*Work item*
A single number is the answer here: how many lines of the entries contain "description"?

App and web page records
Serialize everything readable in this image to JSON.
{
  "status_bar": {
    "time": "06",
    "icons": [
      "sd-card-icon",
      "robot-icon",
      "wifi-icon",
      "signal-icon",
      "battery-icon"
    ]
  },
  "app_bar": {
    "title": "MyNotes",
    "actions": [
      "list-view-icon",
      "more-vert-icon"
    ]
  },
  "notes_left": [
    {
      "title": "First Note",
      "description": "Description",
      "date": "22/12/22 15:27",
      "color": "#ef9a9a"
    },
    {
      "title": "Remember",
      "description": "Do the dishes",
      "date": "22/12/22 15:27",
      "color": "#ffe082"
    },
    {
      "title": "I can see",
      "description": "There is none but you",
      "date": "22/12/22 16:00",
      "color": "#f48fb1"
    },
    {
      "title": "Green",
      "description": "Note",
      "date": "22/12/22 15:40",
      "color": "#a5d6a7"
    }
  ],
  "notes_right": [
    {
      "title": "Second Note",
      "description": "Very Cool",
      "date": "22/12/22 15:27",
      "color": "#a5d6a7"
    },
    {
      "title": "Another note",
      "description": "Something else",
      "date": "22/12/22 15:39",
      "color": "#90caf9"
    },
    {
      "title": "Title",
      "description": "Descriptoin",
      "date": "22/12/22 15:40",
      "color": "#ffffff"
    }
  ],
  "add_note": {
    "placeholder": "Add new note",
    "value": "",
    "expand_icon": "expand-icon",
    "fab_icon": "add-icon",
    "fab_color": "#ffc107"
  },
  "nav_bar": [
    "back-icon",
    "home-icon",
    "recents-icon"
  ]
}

*Your solution*
7